IT is all easy to understand the fury and frustration from South Africa’s neighbours over the on-going pointless xenophobic violence and killings in that country.
And if not handled prudently, the slayings of foreigners and the violence has the potential of putting the entire Southern African region on fire, not to talk about other nations like Nigeria whose nationals have also become big victims of xenophobia.
It is hard to point out what is causing all these unnecessary killings of foreigners but some people have suggested that Pretoria’s inefficient service delivery system has suggestively triggered the socio-economic conflicts in South Africa.
Consequently, this has exposed Government’s inability to devotedly serve the people and we think that in the light of this, Pretoria can also share some blame for the xenophobic attacks.
Could be this is one of the huge reasons the South African government has not come out toughly to denounce the killings.
Some London residents who protested against the same killings yesterday marched to the South African High Commission with placards some which read “Ramaphosa, where are your balls”
Yesterday five people killed in attacks on foreigners in South Africa as Police fired rubber bullets and arrested 189 people in Alexandra amid rallies linked to anti-foreigner gush.

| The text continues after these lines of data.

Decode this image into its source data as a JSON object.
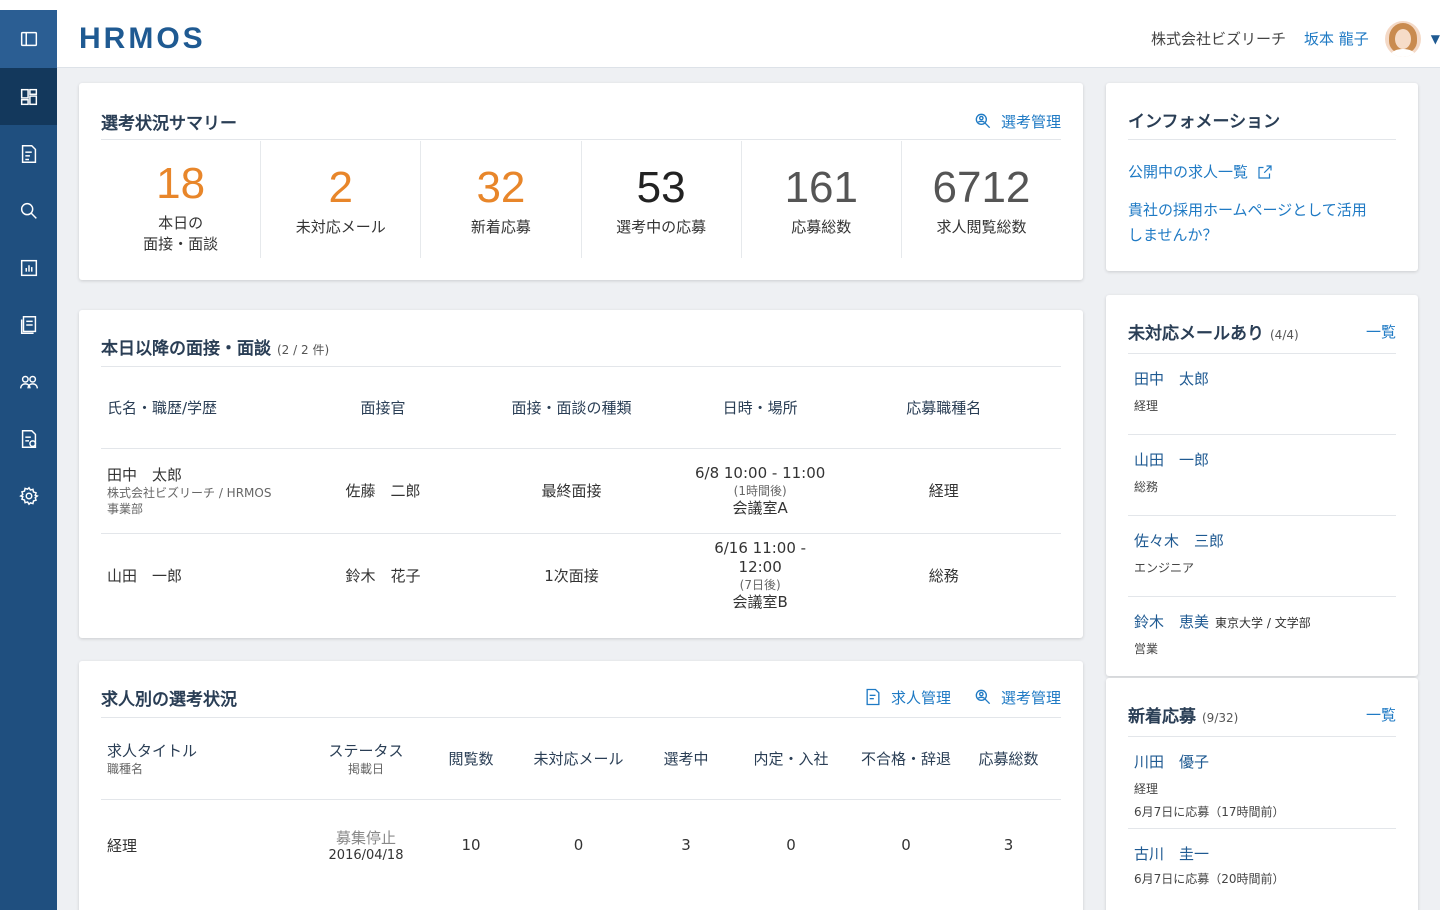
{
  "app": {
    "logo": "HRMOS"
  },
  "header": {
    "company": "株式会社ビズリーチ",
    "user": "坂本 龍子"
  },
  "sidebar": {
    "items": [
      {
        "icon": "panel-toggle-icon"
      },
      {
        "icon": "dashboard-icon"
      },
      {
        "icon": "job-list-icon"
      },
      {
        "icon": "search-icon"
      },
      {
        "icon": "bar-chart-icon"
      },
      {
        "icon": "documents-icon"
      },
      {
        "icon": "users-icon"
      },
      {
        "icon": "export-icon"
      },
      {
        "icon": "gear-icon"
      }
    ]
  },
  "summary": {
    "title": "選考状況サマリー",
    "link": "選考管理",
    "stats": [
      {
        "value": "18",
        "label_1": "本日の",
        "label_2": "面接・面談",
        "color": "#e8862a"
      },
      {
        "value": "2",
        "label_1": "未対応メール",
        "label_2": "",
        "color": "#e8862a"
      },
      {
        "value": "32",
        "label_1": "新着応募",
        "label_2": "",
        "color": "#e8862a"
      },
      {
        "value": "53",
        "label_1": "選考中の応募",
        "label_2": "",
        "color": "#222222"
      },
      {
        "value": "161",
        "label_1": "応募総数",
        "label_2": "",
        "color": "#555555"
      },
      {
        "value": "6712",
        "label_1": "求人閲覧総数",
        "label_2": "",
        "color": "#555555"
      }
    ]
  },
  "interviews": {
    "title": "本日以降の面接・面談",
    "count": "(2 / 2 件)",
    "columns": [
      "氏名・職歴/学歴",
      "面接官",
      "面接・面談の種類",
      "日時・場所",
      "応募職種名"
    ],
    "rows": [
      {
        "name": "田中　太郎",
        "career": "株式会社ビズリーチ / HRMOS",
        "dept": "事業部",
        "interviewer": "佐藤　二郎",
        "type": "最終面接",
        "time": "6/8 10:00 - 11:00",
        "relative": "(1時間後)",
        "place": "会議室A",
        "job": "経理"
      },
      {
        "name": "山田　一郎",
        "career": "",
        "dept": "",
        "interviewer": "鈴木　花子",
        "type": "1次面接",
        "time": "6/16 11:00 - 12:00",
        "relative": "(7日後)",
        "place": "会議室B",
        "job": "総務"
      }
    ]
  },
  "jobs": {
    "title": "求人別の選考状況",
    "link_jobs": "求人管理",
    "link_selection": "選考管理",
    "columns": {
      "title": "求人タイトル",
      "title_sub": "職種名",
      "status": "ステータス",
      "status_sub": "掲載日",
      "views": "閲覧数",
      "unresponded": "未対応メール",
      "in_selection": "選考中",
      "offer": "内定・入社",
      "rejected": "不合格・辞退",
      "total": "応募総数"
    },
    "rows": [
      {
        "title": "経理",
        "status": "募集停止",
        "date": "2016/04/18",
        "views": "10",
        "unresponded": "0",
        "in_selection": "3",
        "offer": "0",
        "rejected": "0",
        "total": "3"
      }
    ]
  },
  "info": {
    "title": "インフォメーション",
    "link_1": "公開中の求人一覧",
    "link_2a": "貴社の採用ホームページとして活用",
    "link_2b": "しませんか？"
  },
  "unresponded": {
    "title": "未対応メールあり",
    "count": "(4/4)",
    "more": "一覧",
    "items": [
      {
        "name": "田中　太郎",
        "school": "",
        "job": "経理"
      },
      {
        "name": "山田　一郎",
        "school": "",
        "job": "総務"
      },
      {
        "name": "佐々木　三郎",
        "school": "",
        "job": "エンジニア"
      },
      {
        "name": "鈴木　恵美",
        "school": "東京大学 / 文学部",
        "job": "営業"
      }
    ]
  },
  "newapps": {
    "title": "新着応募",
    "count": "(9/32)",
    "more": "一覧",
    "items": [
      {
        "name": "川田　優子",
        "job": "経理",
        "date": "6月7日に応募（17時間前）"
      },
      {
        "name": "古川　圭一",
        "job": "",
        "date": "6月7日に応募（20時間前）"
      }
    ]
  }
}
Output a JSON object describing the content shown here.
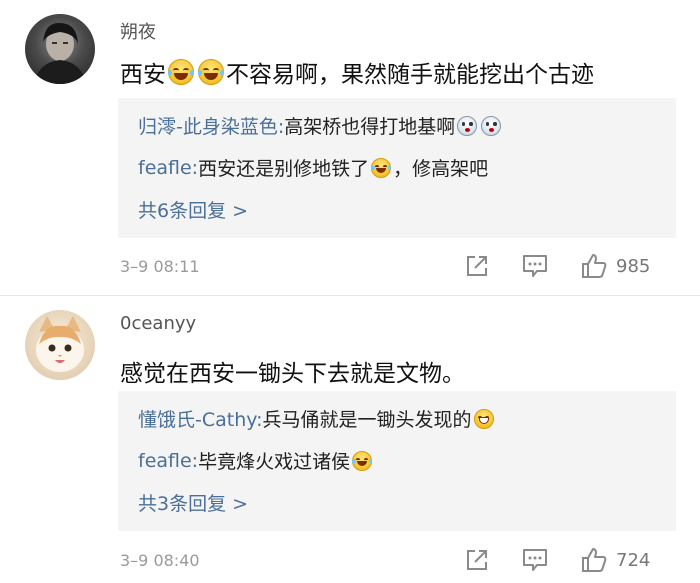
{
  "comments": [
    {
      "username": "朔夜",
      "text_a": "西安",
      "text_b": "不容易啊，果然随手就能挖出个古迹",
      "replies": [
        {
          "name": "归澪-此身染蓝色:",
          "text": " 高架桥也得打地基啊"
        },
        {
          "name": "feafle:",
          "text_a": " 西安还是别修地铁了",
          "text_b": "，修高架吧"
        }
      ],
      "more": "共6条回复 >",
      "time": "3–9 08:11",
      "likes": "985"
    },
    {
      "username": "0ceanyy",
      "text": "感觉在西安一锄头下去就是文物。",
      "replies": [
        {
          "name": "懂饿氏-Cathy:",
          "text": " 兵马俑就是一锄头发现的 "
        },
        {
          "name": "feafle:",
          "text": " 毕竟烽火戏过诸侯"
        }
      ],
      "more": "共3条回复 >",
      "time": "3–9 08:40",
      "likes": "724"
    }
  ],
  "icons": {
    "share": "share-icon",
    "comment": "comment-icon",
    "like": "thumbs-up-icon"
  },
  "colors": {
    "link": "#4a6f98",
    "meta": "#9a9a9a",
    "reply_bg": "#f4f4f4"
  }
}
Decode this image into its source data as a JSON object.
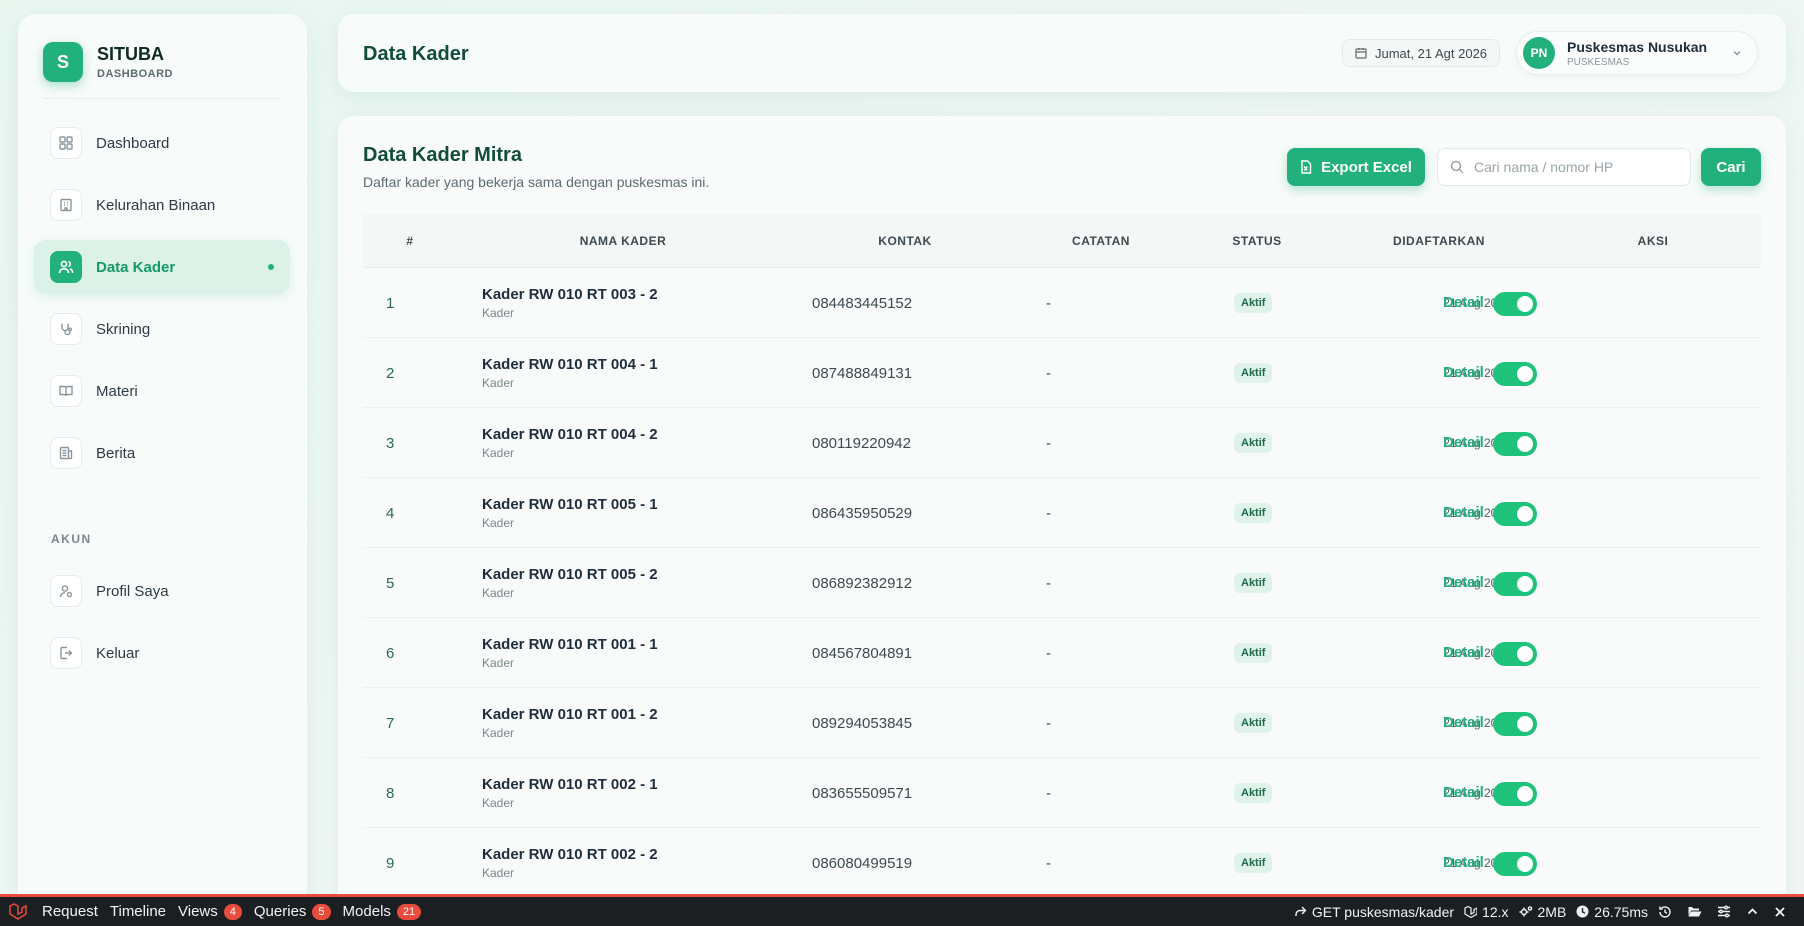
{
  "app": {
    "name": "SITUBA",
    "subtitle": "DASHBOARD",
    "logo_letter": "S"
  },
  "sidebar": {
    "items": [
      {
        "label": "Dashboard",
        "icon": "grid-icon",
        "active": false
      },
      {
        "label": "Kelurahan Binaan",
        "icon": "building-icon",
        "active": false
      },
      {
        "label": "Data Kader",
        "icon": "users-icon",
        "active": true
      },
      {
        "label": "Skrining",
        "icon": "stethoscope-icon",
        "active": false
      },
      {
        "label": "Materi",
        "icon": "book-icon",
        "active": false
      },
      {
        "label": "Berita",
        "icon": "newspaper-icon",
        "active": false
      }
    ],
    "section_label": "AKUN",
    "account_items": [
      {
        "label": "Profil Saya",
        "icon": "user-icon"
      },
      {
        "label": "Keluar",
        "icon": "logout-icon"
      }
    ]
  },
  "header": {
    "title": "Data Kader",
    "date": "Jumat, 21 Agt 2026",
    "user": {
      "initials": "PN",
      "name": "Puskesmas Nusukan",
      "role": "PUSKESMAS"
    }
  },
  "main": {
    "title": "Data Kader Mitra",
    "subtitle": "Daftar kader yang bekerja sama dengan puskesmas ini.",
    "export_label": "Export Excel",
    "search_placeholder": "Cari nama / nomor HP",
    "search_value": "",
    "search_button": "Cari",
    "columns": [
      "#",
      "NAMA KADER",
      "KONTAK",
      "CATATAN",
      "STATUS",
      "DIDAFTARKAN",
      "AKSI"
    ],
    "detail_label": "Detail",
    "rows": [
      {
        "no": "1",
        "name": "Kader RW 010 RT 003 - 2",
        "role": "Kader",
        "phone": "084483445152",
        "note": "-",
        "status": "Aktif",
        "date": "21 Aug 2026",
        "enabled": true
      },
      {
        "no": "2",
        "name": "Kader RW 010 RT 004 - 1",
        "role": "Kader",
        "phone": "087488849131",
        "note": "-",
        "status": "Aktif",
        "date": "21 Aug 2026",
        "enabled": true
      },
      {
        "no": "3",
        "name": "Kader RW 010 RT 004 - 2",
        "role": "Kader",
        "phone": "080119220942",
        "note": "-",
        "status": "Aktif",
        "date": "21 Aug 2026",
        "enabled": true
      },
      {
        "no": "4",
        "name": "Kader RW 010 RT 005 - 1",
        "role": "Kader",
        "phone": "086435950529",
        "note": "-",
        "status": "Aktif",
        "date": "21 Aug 2026",
        "enabled": true
      },
      {
        "no": "5",
        "name": "Kader RW 010 RT 005 - 2",
        "role": "Kader",
        "phone": "086892382912",
        "note": "-",
        "status": "Aktif",
        "date": "21 Aug 2026",
        "enabled": true
      },
      {
        "no": "6",
        "name": "Kader RW 010 RT 001 - 1",
        "role": "Kader",
        "phone": "084567804891",
        "note": "-",
        "status": "Aktif",
        "date": "21 Aug 2026",
        "enabled": true
      },
      {
        "no": "7",
        "name": "Kader RW 010 RT 001 - 2",
        "role": "Kader",
        "phone": "089294053845",
        "note": "-",
        "status": "Aktif",
        "date": "21 Aug 2026",
        "enabled": true
      },
      {
        "no": "8",
        "name": "Kader RW 010 RT 002 - 1",
        "role": "Kader",
        "phone": "083655509571",
        "note": "-",
        "status": "Aktif",
        "date": "21 Aug 2026",
        "enabled": true
      },
      {
        "no": "9",
        "name": "Kader RW 010 RT 002 - 2",
        "role": "Kader",
        "phone": "086080499519",
        "note": "-",
        "status": "Aktif",
        "date": "21 Aug 2026",
        "enabled": true
      }
    ]
  },
  "debugbar": {
    "left": [
      {
        "label": "Request"
      },
      {
        "label": "Timeline"
      },
      {
        "label": "Views",
        "count": "4"
      },
      {
        "label": "Queries",
        "count": "5"
      },
      {
        "label": "Models",
        "count": "21"
      }
    ],
    "route": "GET puskesmas/kader",
    "version": "12.x",
    "memory": "2MB",
    "time": "26.75ms"
  },
  "colors": {
    "accent": "#22b07d",
    "title": "#124c3b",
    "debug_red": "#e74c3c"
  }
}
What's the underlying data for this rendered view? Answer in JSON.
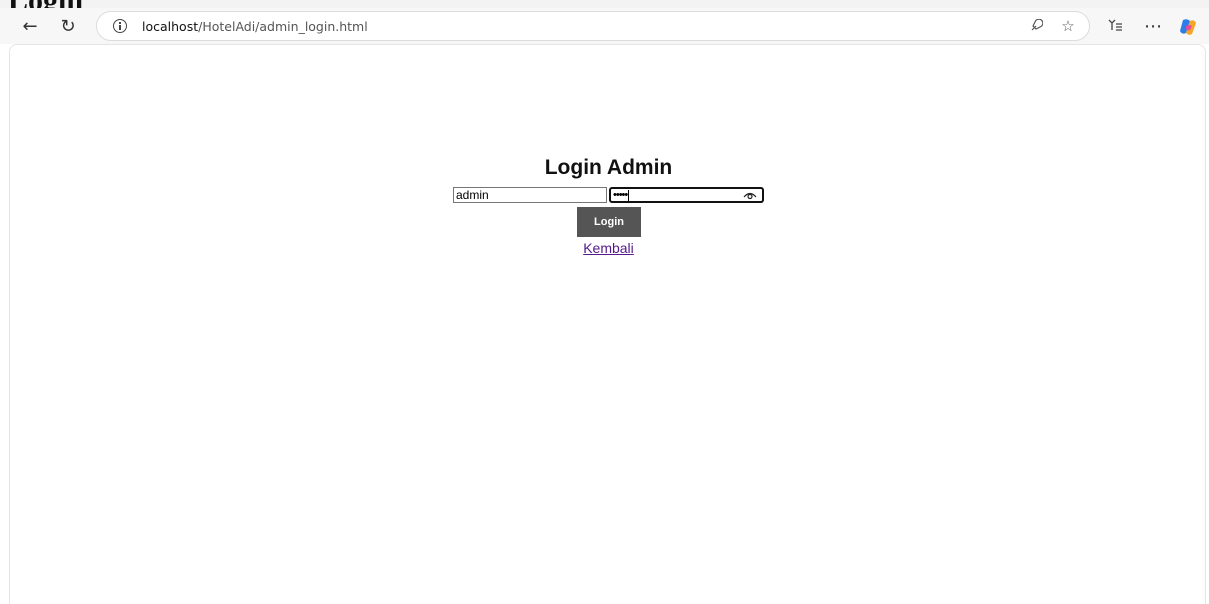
{
  "page_heading_fragment": "Login",
  "browser": {
    "url_host": "localhost",
    "url_path": "/HotelAdi/admin_login.html",
    "icons": {
      "back": "back-arrow-icon",
      "refresh": "refresh-icon",
      "info": "info-icon",
      "read_aloud": "read-aloud-icon",
      "favorite": "star-icon",
      "collections": "collections-icon",
      "more": "more-icon",
      "copilot": "copilot-icon"
    }
  },
  "form": {
    "title": "Login Admin",
    "username_value": "admin",
    "password_masked": "•••••",
    "login_label": "Login",
    "back_label": "Kembali"
  },
  "colors": {
    "button_bg": "#555555",
    "link": "#551a8b"
  }
}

The situation in South Africa seems to be getting worse every day and far from being solved and now hence the livid reactions from Pretoria’s neighbours including Nigeria whose nationals took to the streets to vend their anger on the government of South Africa.
Students at the University of Zambia (UNZA) in Lusaka yesterday decided enough is enough and took to the streets to protest the xenophobic killings in South Africa.
They managed to force the closure of Lusaka’s Manda Hill, Arcades, East Park shopping centres which house some of South Africa’s giant chain shops such as Shoprite, Spar, Woolworths, Mr Price, Game, Ackerman, BBC1, and JETS to many but a few.
They later marched to the South African High Commission where they demanded to be addressed by the High Commissioner who refused to do so and this annoyed the students who set fire to sign post of the commission.
But police managed to put out the fire much to the annoyance of the students who ran amok and this forced the law enforcers to fire in the air to scare away the irate students.
The show ended up in police arresting eight students, among them president of Zambia National Students Union (ZANASU) Misheck Kakonde.
In Kazungula there were reports of Zambians descending on South African truck drivers in retaliation of xenophobic killings of their brother and sisters in South Africa.
In Nigeria there are reports of people burning down an MTN communication tower while Shoprite shops too came under fierce attacks by Nigerians.
We think all this is hardly necessary if the issue was given the attention it deserves by both the South African government and involved stakeholders.
Now that South African President Cyril Ramaphosa appears to be waking from slumber because the situation is definitely getting uglier and vowing to clamp down on what he described as “acts of wanton violence”, that can be a good starting point.
We hear also that the African Union (AU) and Nigeria have similarly sounded the apprehension. This too is good because a lasting solution to these xenophobic killings and violence needs to be found and found fast.